The expected answer is the complete listing, reproduced character for character.
****************************************
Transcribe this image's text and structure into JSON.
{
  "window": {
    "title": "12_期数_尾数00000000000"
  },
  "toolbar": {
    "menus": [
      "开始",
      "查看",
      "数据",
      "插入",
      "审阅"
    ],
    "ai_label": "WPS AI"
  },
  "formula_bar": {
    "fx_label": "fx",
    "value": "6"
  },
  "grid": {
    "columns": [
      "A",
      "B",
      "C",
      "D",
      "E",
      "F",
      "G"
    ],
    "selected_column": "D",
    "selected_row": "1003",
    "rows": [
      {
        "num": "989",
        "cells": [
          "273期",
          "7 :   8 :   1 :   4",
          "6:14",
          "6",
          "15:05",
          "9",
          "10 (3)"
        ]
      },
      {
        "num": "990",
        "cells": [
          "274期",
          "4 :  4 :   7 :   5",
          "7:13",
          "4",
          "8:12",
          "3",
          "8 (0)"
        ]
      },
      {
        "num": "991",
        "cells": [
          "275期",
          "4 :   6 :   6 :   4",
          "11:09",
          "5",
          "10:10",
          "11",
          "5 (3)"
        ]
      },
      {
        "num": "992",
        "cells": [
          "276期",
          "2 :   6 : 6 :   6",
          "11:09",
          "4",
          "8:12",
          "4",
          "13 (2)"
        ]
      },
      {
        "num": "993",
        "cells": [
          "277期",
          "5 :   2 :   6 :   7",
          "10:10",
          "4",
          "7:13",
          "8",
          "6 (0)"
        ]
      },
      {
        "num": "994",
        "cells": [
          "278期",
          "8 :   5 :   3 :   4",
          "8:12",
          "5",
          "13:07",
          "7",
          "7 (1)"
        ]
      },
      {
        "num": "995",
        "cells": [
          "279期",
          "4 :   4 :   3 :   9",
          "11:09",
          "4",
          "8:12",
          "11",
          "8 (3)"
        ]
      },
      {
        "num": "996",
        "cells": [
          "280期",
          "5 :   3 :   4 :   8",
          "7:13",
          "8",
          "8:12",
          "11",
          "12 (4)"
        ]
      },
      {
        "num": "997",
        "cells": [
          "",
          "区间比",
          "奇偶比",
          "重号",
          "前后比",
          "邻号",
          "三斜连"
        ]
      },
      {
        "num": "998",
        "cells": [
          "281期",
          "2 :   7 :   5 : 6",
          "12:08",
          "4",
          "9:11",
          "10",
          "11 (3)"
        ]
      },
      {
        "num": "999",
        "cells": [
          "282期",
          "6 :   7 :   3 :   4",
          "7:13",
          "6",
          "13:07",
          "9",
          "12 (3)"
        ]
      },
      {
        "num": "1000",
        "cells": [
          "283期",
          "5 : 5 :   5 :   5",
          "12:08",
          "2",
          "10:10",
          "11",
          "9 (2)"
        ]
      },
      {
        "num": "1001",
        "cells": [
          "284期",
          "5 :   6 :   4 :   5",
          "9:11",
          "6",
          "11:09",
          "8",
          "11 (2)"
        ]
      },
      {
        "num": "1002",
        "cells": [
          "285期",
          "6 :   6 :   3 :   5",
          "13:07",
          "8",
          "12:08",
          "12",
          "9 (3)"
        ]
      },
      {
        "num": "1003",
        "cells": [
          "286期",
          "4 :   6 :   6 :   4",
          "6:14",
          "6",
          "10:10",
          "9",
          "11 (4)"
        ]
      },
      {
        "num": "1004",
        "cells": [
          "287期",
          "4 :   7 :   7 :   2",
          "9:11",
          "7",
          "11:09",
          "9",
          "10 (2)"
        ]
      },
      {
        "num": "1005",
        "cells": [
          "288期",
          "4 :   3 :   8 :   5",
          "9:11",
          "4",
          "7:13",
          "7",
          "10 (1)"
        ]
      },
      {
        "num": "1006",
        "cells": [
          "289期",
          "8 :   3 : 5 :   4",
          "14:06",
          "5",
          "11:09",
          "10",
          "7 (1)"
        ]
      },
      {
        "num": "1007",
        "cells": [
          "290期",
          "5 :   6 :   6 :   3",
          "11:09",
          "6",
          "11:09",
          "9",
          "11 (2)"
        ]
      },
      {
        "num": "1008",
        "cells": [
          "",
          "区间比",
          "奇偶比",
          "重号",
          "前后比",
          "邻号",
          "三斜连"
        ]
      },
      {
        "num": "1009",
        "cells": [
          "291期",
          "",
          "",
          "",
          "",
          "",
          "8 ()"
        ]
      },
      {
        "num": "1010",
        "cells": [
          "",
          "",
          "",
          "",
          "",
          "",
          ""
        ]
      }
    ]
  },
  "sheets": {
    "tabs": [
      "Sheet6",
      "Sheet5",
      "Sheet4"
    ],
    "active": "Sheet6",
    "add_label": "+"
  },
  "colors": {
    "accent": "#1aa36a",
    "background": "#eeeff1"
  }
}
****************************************
■ Result below:
Transcribe this image's text and structure into JSON.
{
  "window": {
    "title": "12_期数_尾数00000000000"
  },
  "toolbar": {
    "menus": [
      "开始",
      "查看",
      "数据",
      "插入",
      "审阅"
    ],
    "ai_label": "WPS AI"
  },
  "formula_bar": {
    "fx_label": "fx",
    "value": "6"
  },
  "grid": {
    "columns": [
      "A",
      "B",
      "C",
      "D",
      "E",
      "F",
      "G"
    ],
    "selected_column": "D",
    "selected_row": "1003",
    "rows": [
      {
        "num": "989",
        "cells": [
          "273期",
          "7 :   8 :   1 :   4",
          "6:14",
          "6",
          "15:05",
          "9",
          "10 (3)"
        ]
      },
      {
        "num": "990",
        "cells": [
          "274期",
          "4 :  4 :   7 :   5",
          "7:13",
          "4",
          "8:12",
          "3",
          "8 (0)"
        ]
      },
      {
        "num": "991",
        "cells": [
          "275期",
          "4 :   6 :   6 :   4",
          "11:09",
          "5",
          "10:10",
          "11",
          "5 (3)"
        ]
      },
      {
        "num": "992",
        "cells": [
          "276期",
          "2 :   6 : 6 :   6",
          "11:09",
          "4",
          "8:12",
          "4",
          "13 (2)"
        ]
      },
      {
        "num": "993",
        "cells": [
          "277期",
          "5 :   2 :   6 :   7",
          "10:10",
          "4",
          "7:13",
          "8",
          "6 (0)"
        ]
      },
      {
        "num": "994",
        "cells": [
          "278期",
          "8 :   5 :   3 :   4",
          "8:12",
          "5",
          "13:07",
          "7",
          "7 (1)"
        ]
      },
      {
        "num": "995",
        "cells": [
          "279期",
          "4 :   4 :   3 :   9",
          "11:09",
          "4",
          "8:12",
          "11",
          "8 (3)"
        ]
      },
      {
        "num": "996",
        "cells": [
          "280期",
          "5 :   3 :   4 :   8",
          "7:13",
          "8",
          "8:12",
          "11",
          "12 (4)"
        ]
      },
      {
        "num": "997",
        "cells": [
          "",
          "区间比",
          "奇偶比",
          "重号",
          "前后比",
          "邻号",
          "三斜连"
        ]
      },
      {
        "num": "998",
        "cells": [
          "281期",
          "2 :   7 :   5 : 6",
          "12:08",
          "4",
          "9:11",
          "10",
          "11 (3)"
        ]
      },
      {
        "num": "999",
        "cells": [
          "282期",
          "6 :   7 :   3 :   4",
          "7:13",
          "6",
          "13:07",
          "9",
          "12 (3)"
        ]
      },
      {
        "num": "1000",
        "cells": [
          "283期",
          "5 : 5 :   5 :   5",
          "12:08",
          "2",
          "10:10",
          "11",
          "9 (2)"
        ]
      },
      {
        "num": "1001",
        "cells": [
          "284期",
          "5 :   6 :   4 :   5",
          "9:11",
          "6",
          "11:09",
          "8",
          "11 (2)"
        ]
      },
      {
        "num": "1002",
        "cells": [
          "285期",
          "6 :   6 :   3 :   5",
          "13:07",
          "8",
          "12:08",
          "12",
          "9 (3)"
        ]
      },
      {
        "num": "1003",
        "cells": [
          "286期",
          "4 :   6 :   6 :   4",
          "6:14",
          "6",
          "10:10",
          "9",
          "11 (4)"
        ]
      },
      {
        "num": "1004",
        "cells": [
          "287期",
          "4 :   7 :   7 :   2",
          "9:11",
          "7",
          "11:09",
          "9",
          "10 (2)"
        ]
      },
      {
        "num": "1005",
        "cells": [
          "288期",
          "4 :   3 :   8 :   5",
          "9:11",
          "4",
          "7:13",
          "7",
          "10 (1)"
        ]
      },
      {
        "num": "1006",
        "cells": [
          "289期",
          "8 :   3 : 5 :   4",
          "14:06",
          "5",
          "11:09",
          "10",
          "7 (1)"
        ]
      },
      {
        "num": "1007",
        "cells": [
          "290期",
          "5 :   6 :   6 :   3",
          "11:09",
          "6",
          "11:09",
          "9",
          "11 (2)"
        ]
      },
      {
        "num": "1008",
        "cells": [
          "",
          "区间比",
          "奇偶比",
          "重号",
          "前后比",
          "邻号",
          "三斜连"
        ]
      },
      {
        "num": "1009",
        "cells": [
          "291期",
          "",
          "",
          "",
          "",
          "",
          "8 ()"
        ]
      },
      {
        "num": "1010",
        "cells": [
          "",
          "",
          "",
          "",
          "",
          "",
          ""
        ]
      }
    ]
  },
  "sheets": {
    "tabs": [
      "Sheet6",
      "Sheet5",
      "Sheet4"
    ],
    "active": "Sheet6",
    "add_label": "+"
  },
  "colors": {
    "accent": "#1aa36a",
    "background": "#eeeff1"
  }
}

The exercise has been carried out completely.